Wednesday, September 01, 2004

Lebanese Sovereignty

The US is pushing for a resolution to stop Syria from interfering with Lebanon's constitution:

A senior State Department official said Washington hoped to table the resolution in the coming days, before Lebanon's Parliament is expected to vote on Cabinet's Syrian-orchestrated proposal to extend President Emile Lahoud's term by three years.

The official said it was unlikely the draft resolution would contain provisions that could lead to UN sanctions against Syria but would rather reaffirm the Security Council's longstanding position that Lebanon's sovereignty be respected.


An official with the French delegation to the Security Council told The Daily Star Tuesday afternoon that one of the points already written and agreed on by Washington and Paris was the disarmaments of all militias in Lebanon. He said he could not remember if the term used was "radical organizations" as mentioned in one of the local newspapers here. Another point was the restoration of Lebanese control over all Lebanese territories, he said.


Lebanese Foreign Minister Jean Obeid told reporters that relations between Lebanon and Syria "are resolved by the Lebanese and Syrians."

The minister said bilateral relations between the two neighboring states were "not an international affair."

He criticized France and the United States without naming them, saying: "Those states that are interfering now are unable to even give an advice to Israeli policies and other oppressive practices in the West Bank and Iraq."

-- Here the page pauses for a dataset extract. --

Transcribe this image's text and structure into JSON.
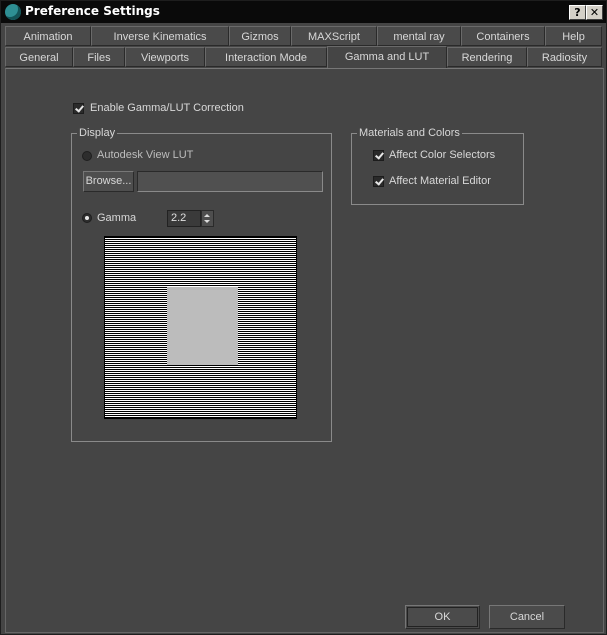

Boucher said, however, it was not clear whether Obeid's protests were representative of the Lebanese people and all members of its government.

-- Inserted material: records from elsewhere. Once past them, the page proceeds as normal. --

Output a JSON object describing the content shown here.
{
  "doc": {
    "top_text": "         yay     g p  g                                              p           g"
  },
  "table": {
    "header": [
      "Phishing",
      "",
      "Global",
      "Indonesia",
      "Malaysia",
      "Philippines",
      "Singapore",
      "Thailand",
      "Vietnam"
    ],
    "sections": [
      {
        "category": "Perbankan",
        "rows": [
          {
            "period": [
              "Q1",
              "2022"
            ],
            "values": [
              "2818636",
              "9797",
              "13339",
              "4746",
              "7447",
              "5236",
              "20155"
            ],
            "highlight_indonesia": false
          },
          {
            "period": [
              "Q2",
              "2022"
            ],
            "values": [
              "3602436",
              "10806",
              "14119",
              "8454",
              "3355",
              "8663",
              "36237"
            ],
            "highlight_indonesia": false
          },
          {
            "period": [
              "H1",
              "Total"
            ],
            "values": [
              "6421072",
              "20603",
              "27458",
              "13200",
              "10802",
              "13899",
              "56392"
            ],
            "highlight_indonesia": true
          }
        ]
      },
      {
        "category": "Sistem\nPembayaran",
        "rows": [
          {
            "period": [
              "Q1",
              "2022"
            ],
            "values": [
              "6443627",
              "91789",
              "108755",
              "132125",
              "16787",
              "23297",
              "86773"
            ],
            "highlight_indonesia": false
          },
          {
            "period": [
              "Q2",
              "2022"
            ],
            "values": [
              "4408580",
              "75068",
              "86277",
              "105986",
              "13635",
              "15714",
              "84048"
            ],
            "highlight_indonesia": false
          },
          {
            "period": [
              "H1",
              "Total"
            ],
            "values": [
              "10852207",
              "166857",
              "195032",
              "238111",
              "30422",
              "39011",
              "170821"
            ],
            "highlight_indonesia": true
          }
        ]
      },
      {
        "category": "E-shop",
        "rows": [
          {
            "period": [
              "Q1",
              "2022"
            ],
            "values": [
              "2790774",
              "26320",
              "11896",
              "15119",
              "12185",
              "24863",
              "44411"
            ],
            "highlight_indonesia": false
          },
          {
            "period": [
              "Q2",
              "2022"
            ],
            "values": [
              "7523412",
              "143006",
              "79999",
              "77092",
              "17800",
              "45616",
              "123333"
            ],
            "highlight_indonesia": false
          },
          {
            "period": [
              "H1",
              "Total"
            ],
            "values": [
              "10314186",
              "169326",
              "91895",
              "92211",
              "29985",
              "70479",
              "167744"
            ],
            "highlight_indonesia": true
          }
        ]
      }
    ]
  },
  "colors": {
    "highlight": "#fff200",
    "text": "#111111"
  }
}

"Obviously, we want to consider the position of the Lebanese government, but we want to consider the position of the Lebanese take without undue outside influence and I don't think it's clear what that position is," he said.

He noted that there appeared to be considerable opposition to the amendment within Lebanon as well as criticism "of the kind of pressure that's being applied and the kind of decisions that are being made."

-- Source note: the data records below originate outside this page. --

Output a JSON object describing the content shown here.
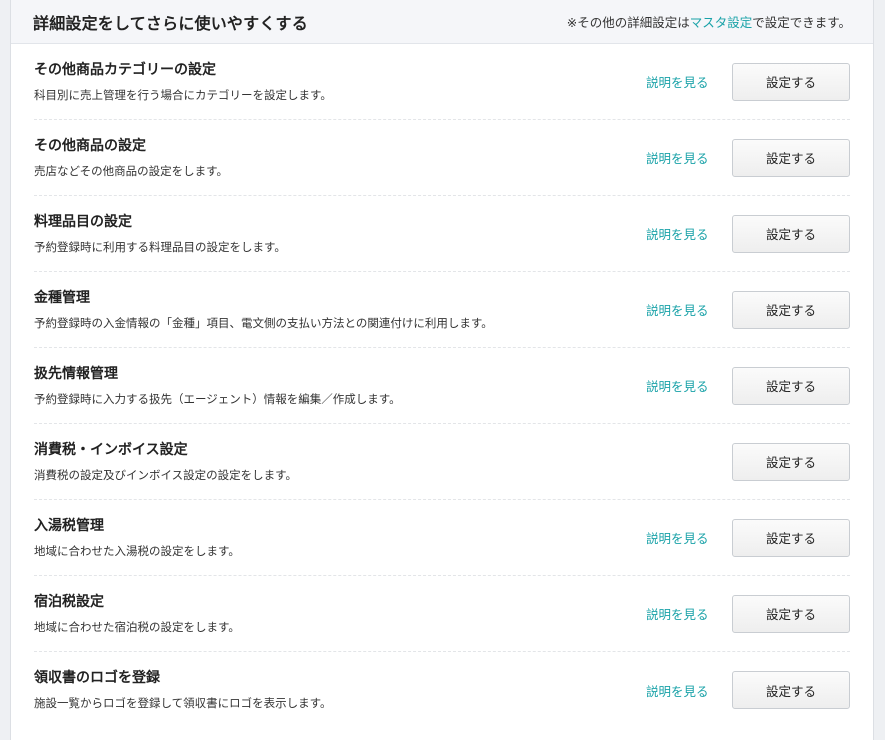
{
  "header": {
    "title": "詳細設定をしてさらに使いやすくする",
    "note_prefix": "※その他の詳細設定は",
    "note_link": "マスタ設定",
    "note_suffix": "で設定できます。"
  },
  "labels": {
    "help": "説明を見る",
    "set": "設定する"
  },
  "rows": [
    {
      "title": "その他商品カテゴリーの設定",
      "desc": "科目別に売上管理を行う場合にカテゴリーを設定します。",
      "has_help": true
    },
    {
      "title": "その他商品の設定",
      "desc": "売店などその他商品の設定をします。",
      "has_help": true
    },
    {
      "title": "料理品目の設定",
      "desc": "予約登録時に利用する料理品目の設定をします。",
      "has_help": true
    },
    {
      "title": "金種管理",
      "desc": "予約登録時の入金情報の「金種」項目、電文側の支払い方法との関連付けに利用します。",
      "has_help": true
    },
    {
      "title": "扱先情報管理",
      "desc": "予約登録時に入力する扱先（エージェント）情報を編集／作成します。",
      "has_help": true
    },
    {
      "title": "消費税・インボイス設定",
      "desc": "消費税の設定及びインボイス設定の設定をします。",
      "has_help": false
    },
    {
      "title": "入湯税管理",
      "desc": "地域に合わせた入湯税の設定をします。",
      "has_help": true
    },
    {
      "title": "宿泊税設定",
      "desc": "地域に合わせた宿泊税の設定をします。",
      "has_help": true
    },
    {
      "title": "領収書のロゴを登録",
      "desc": "施設一覧からロゴを登録して領収書にロゴを表示します。",
      "has_help": true
    }
  ]
}
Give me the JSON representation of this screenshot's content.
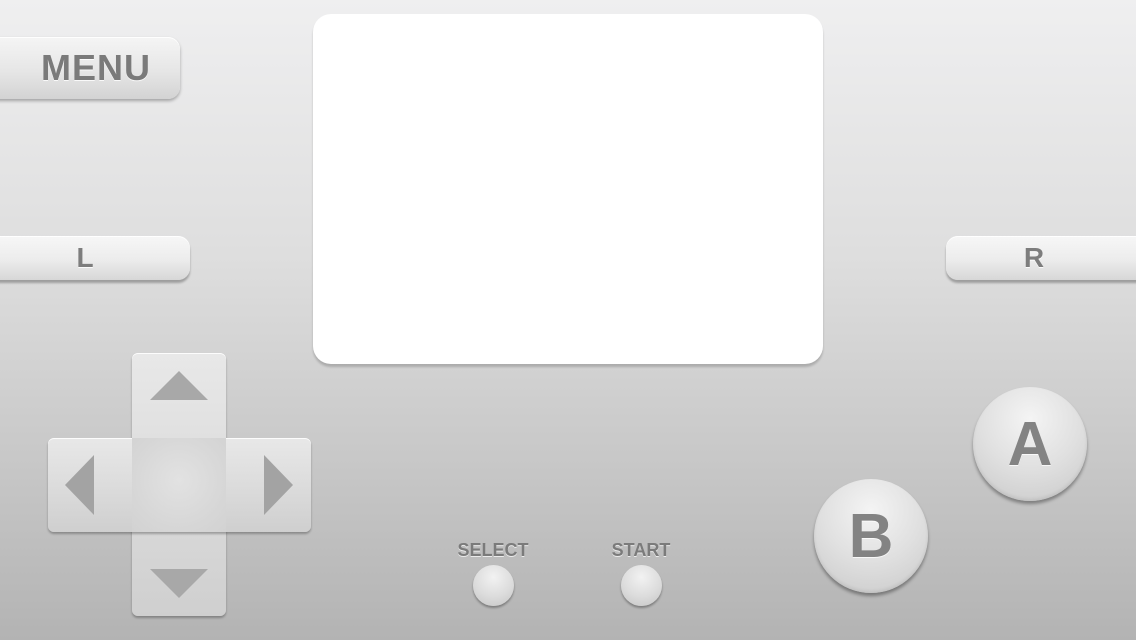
{
  "menu": {
    "label": "MENU"
  },
  "shoulders": {
    "left_label": "L",
    "right_label": "R"
  },
  "center_buttons": {
    "select_label": "SELECT",
    "start_label": "START"
  },
  "face_buttons": {
    "a_label": "A",
    "b_label": "B"
  },
  "dpad": {
    "up_icon": "triangle-up-icon",
    "down_icon": "triangle-down-icon",
    "left_icon": "triangle-left-icon",
    "right_icon": "triangle-right-icon"
  },
  "colors": {
    "background_top": "#efeff0",
    "background_bottom": "#b3b3b3",
    "screen": "#ffffff",
    "label_text": "#7a7a7a",
    "arrow": "#a8a8a8"
  }
}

Jane at Armies of Liberation finds it shocking that France is a co-sponsor of the resolution, but since it has no real teeth, it is hard to see what risk France would be taking. It is interesting, though, that they are cooperating with the evil US on a Mid-East policy issue.

I am thinking this signals that Syria, rather than Iran, will be next in the crosshairs in the War on Terror. But nothing is particularly clear at the moment.

No comments: